“The traditional approach depicting the old `Leave it to Beaver’ family, while offending no one, is not very realistic,” Adamson said.
(I must add that my view on this is based on commercials shown in California, a very diverse marketplace and as we know, the Golden State doesn’t represent the rest of the country. But as a national trendsetter, California’s impact can’t be ignored.)
Motion pictures executives, unfortunately, are slower to adjust to reality and tend to depend on their “gut” feelings or whatever worked in the past. Motion pictures are so expensive to make, studios are reluctant to take risks. Once in a while we’ll get a Joy Luck Club, Selma or 12 Years A Slave, but those examples are still few and far between.
The Motion Picture Academy doesn’t want to have a repeat of #OscarsSoWhite, but its members are still mostly old school and may be resistant to being more open-minded. Oscar nominations will be announced Jan. 14.
The Academy has been trying to diversify the nomination process so that the voters – the actors, producers, camera operators, directors and technicians – are more diverse themselves. We see that ever-so-slowly happening but more importantly, we see people of influence move into the decision-making positions. African American producers like Shonda Rhimes and Tyler Perry are chipping away at the old boys’ club but there is no Asian American equivalent to Rhimes and Perry yet. However, AAPI directors, producers and writers such as Justin Lin, Dean Devlin, Ang Lee and Gary Fukunaga are inching into positions of influence and artists Mindy Kaling (The Mindy Project), Aziz Ansari (Masters of None), Dwayne Johnson (Ballers), Ken Jeong (Dr. Ken) and Daniel Wu (Into the Badlands) are creating their own products.

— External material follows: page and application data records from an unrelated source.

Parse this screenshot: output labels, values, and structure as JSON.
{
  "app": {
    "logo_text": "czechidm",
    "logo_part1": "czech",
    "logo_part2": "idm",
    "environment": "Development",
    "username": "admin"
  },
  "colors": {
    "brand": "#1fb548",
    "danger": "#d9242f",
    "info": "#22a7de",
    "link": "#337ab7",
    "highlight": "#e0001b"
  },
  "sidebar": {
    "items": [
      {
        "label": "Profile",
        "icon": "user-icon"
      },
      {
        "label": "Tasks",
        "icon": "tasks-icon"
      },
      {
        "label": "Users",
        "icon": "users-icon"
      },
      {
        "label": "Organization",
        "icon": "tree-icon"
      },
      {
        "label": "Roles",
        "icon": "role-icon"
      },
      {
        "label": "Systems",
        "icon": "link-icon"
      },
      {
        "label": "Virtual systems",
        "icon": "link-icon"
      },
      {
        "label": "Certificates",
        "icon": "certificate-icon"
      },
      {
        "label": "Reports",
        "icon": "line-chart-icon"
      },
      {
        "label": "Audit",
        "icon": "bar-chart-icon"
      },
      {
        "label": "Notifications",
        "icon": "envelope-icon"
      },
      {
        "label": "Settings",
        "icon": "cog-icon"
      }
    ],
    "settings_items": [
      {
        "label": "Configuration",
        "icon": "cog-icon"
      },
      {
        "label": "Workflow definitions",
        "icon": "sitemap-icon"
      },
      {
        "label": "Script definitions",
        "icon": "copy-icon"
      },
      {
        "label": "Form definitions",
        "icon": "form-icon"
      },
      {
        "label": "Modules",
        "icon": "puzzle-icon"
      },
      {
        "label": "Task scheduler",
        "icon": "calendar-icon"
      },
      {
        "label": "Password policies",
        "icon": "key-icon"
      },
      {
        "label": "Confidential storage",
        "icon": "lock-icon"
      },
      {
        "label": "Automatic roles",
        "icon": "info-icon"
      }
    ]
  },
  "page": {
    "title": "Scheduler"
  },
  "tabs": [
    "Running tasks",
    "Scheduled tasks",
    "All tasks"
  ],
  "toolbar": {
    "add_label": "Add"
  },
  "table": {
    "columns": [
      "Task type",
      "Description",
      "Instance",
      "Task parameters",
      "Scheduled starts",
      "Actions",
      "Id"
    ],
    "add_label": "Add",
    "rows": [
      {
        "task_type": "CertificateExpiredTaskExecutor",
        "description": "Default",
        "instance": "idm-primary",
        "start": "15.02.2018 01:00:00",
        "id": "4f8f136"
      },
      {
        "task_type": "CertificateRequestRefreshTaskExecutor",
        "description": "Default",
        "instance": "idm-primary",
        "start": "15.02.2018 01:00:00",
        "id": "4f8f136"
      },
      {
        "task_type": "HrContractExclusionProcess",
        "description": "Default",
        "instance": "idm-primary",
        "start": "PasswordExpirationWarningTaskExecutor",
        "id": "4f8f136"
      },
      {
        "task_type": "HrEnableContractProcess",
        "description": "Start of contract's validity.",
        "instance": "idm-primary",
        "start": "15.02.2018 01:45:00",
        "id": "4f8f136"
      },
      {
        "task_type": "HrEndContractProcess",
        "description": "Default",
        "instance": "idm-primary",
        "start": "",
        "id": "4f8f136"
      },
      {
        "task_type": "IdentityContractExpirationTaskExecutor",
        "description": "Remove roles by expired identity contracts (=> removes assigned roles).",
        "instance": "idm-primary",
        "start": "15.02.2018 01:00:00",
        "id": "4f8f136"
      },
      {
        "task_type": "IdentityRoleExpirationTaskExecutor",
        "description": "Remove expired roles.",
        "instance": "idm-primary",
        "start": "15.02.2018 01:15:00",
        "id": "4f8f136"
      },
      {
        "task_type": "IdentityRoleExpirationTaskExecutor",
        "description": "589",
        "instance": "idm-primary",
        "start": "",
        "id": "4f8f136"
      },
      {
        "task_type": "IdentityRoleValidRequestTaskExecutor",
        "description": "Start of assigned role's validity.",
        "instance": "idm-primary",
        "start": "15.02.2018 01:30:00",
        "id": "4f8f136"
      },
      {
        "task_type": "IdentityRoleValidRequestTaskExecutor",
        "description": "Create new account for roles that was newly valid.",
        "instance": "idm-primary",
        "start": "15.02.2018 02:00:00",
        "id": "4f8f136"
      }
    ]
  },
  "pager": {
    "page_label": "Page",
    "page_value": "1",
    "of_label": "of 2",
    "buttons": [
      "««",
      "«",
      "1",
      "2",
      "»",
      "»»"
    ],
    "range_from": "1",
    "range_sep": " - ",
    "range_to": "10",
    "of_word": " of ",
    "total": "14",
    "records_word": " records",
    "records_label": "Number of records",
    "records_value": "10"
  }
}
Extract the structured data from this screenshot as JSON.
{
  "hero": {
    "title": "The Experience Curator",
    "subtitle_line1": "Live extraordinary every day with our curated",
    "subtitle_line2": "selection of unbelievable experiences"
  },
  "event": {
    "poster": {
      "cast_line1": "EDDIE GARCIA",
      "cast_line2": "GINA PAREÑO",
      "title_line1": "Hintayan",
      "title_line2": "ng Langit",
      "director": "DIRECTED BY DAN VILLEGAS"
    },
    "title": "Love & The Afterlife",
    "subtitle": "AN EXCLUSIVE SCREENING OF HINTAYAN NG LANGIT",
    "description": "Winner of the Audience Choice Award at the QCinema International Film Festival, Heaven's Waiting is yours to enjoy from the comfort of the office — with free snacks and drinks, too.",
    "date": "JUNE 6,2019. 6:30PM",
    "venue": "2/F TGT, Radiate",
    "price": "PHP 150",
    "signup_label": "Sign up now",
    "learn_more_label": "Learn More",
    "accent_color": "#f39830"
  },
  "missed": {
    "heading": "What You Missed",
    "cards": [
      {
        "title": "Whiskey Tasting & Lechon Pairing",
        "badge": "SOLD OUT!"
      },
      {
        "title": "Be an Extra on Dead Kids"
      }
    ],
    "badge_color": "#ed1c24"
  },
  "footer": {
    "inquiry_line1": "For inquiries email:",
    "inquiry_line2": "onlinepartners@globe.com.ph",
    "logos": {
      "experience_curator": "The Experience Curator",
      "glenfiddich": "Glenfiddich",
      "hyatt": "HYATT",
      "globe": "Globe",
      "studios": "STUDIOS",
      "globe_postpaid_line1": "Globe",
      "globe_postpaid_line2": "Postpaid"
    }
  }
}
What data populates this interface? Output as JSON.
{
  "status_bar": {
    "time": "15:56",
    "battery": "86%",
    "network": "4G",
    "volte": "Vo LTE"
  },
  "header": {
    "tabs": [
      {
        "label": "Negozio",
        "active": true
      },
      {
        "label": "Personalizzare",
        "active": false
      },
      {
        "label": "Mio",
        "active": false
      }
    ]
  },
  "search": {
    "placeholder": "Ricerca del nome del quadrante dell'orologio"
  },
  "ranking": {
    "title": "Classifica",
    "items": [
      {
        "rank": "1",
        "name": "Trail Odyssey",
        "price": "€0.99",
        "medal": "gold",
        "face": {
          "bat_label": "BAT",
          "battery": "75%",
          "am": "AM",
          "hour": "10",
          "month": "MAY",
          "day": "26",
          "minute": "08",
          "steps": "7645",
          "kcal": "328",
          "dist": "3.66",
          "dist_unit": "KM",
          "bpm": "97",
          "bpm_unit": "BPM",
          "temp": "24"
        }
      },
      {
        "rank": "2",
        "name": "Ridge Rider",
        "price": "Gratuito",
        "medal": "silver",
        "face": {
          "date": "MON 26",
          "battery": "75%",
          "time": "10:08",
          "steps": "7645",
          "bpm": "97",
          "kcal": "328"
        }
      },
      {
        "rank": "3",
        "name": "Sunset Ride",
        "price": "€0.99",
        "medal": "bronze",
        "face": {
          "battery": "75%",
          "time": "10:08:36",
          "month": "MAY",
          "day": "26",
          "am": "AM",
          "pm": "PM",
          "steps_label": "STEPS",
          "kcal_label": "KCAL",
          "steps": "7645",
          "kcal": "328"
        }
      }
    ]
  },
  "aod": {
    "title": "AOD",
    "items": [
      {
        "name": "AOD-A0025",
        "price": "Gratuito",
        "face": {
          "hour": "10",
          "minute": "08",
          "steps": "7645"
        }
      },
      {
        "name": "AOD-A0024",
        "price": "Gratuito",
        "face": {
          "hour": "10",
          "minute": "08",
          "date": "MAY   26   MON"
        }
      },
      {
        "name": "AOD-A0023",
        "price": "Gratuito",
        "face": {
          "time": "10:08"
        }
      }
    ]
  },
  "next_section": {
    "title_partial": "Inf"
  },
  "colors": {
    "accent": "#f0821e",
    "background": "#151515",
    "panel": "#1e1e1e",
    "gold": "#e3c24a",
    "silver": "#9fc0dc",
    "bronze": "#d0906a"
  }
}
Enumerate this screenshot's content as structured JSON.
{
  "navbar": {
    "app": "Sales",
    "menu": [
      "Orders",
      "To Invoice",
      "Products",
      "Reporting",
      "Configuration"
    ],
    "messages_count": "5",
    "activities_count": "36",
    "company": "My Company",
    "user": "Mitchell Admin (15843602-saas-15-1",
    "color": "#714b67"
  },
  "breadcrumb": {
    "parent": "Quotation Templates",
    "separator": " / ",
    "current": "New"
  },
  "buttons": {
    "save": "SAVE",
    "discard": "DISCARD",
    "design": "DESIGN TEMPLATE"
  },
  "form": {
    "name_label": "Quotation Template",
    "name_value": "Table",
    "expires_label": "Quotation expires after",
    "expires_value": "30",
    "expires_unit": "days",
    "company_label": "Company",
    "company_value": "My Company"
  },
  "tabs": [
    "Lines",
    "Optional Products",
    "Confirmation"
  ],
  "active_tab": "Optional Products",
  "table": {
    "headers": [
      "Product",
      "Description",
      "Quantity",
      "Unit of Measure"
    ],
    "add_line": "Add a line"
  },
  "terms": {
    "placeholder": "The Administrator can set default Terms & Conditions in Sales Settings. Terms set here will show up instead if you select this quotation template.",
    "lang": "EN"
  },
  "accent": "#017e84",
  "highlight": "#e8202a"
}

For an industry that has been so exclusive for so long, it may take a Sisyphus-like effort for the entertainment industry to move from a black and white world view to one with full color.
GOLDEN GLOBES: Jan. 10, 8 p.m., EST on NBC
SCREEN ACTORS GUILD AWARDS: Jan. 30, 8 p.m. EST on TNT and TBS
88TH ACADEMY AWARDS: Feb. 28, 5:30 p.m. EST on ABC
(Ed Diokno writes a blog :Views From The Edge: news and analysis from an Asian American perspective.)